Task details. Work out how many lines of the listing hold "price" and return that number by itself.

----

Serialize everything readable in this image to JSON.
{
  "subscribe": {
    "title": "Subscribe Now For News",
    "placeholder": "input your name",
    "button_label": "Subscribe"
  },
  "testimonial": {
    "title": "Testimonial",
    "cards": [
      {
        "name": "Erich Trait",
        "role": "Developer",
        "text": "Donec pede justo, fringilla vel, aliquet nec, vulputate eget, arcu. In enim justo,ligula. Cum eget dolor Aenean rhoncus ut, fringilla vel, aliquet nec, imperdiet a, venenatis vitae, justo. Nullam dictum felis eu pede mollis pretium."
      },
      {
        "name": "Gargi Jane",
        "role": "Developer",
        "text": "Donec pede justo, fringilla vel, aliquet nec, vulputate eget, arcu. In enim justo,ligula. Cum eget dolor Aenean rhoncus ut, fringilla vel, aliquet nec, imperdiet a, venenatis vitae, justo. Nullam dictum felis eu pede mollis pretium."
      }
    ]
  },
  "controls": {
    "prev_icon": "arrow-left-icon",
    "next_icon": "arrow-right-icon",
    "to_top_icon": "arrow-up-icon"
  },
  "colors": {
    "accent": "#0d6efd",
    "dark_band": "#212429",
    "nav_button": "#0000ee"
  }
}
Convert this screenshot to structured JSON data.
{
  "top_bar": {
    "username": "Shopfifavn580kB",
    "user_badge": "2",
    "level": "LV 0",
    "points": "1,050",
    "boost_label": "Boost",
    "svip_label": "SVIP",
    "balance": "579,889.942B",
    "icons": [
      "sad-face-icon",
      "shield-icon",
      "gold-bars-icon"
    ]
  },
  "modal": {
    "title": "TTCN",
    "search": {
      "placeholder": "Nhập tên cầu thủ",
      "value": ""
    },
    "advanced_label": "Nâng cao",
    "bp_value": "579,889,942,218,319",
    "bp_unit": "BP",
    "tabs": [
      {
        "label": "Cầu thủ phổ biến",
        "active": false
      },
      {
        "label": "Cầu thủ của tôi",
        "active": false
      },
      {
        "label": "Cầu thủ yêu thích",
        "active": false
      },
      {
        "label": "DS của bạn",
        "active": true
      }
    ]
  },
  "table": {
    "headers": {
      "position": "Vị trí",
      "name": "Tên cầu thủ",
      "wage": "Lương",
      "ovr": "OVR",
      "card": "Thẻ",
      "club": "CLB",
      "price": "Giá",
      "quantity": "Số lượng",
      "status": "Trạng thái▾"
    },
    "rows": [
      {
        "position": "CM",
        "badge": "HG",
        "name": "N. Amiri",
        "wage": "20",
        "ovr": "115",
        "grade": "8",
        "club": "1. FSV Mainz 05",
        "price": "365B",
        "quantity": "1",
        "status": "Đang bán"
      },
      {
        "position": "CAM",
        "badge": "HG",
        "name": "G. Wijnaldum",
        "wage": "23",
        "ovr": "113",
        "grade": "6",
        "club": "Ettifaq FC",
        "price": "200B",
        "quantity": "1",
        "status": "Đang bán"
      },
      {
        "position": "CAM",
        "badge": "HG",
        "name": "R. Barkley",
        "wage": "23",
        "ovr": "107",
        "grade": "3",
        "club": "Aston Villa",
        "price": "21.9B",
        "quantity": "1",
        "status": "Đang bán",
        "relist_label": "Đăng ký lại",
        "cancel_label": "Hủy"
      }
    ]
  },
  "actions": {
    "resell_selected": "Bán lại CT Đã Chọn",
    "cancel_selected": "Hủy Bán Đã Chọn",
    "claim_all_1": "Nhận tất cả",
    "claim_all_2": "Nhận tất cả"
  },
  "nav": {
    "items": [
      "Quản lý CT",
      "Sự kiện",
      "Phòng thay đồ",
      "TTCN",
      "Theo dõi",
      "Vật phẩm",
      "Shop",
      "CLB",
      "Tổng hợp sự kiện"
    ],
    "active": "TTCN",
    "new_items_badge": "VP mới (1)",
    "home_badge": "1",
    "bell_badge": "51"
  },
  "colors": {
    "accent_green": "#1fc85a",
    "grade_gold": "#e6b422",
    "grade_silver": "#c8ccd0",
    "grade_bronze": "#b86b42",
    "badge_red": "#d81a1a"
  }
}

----

Answer. 4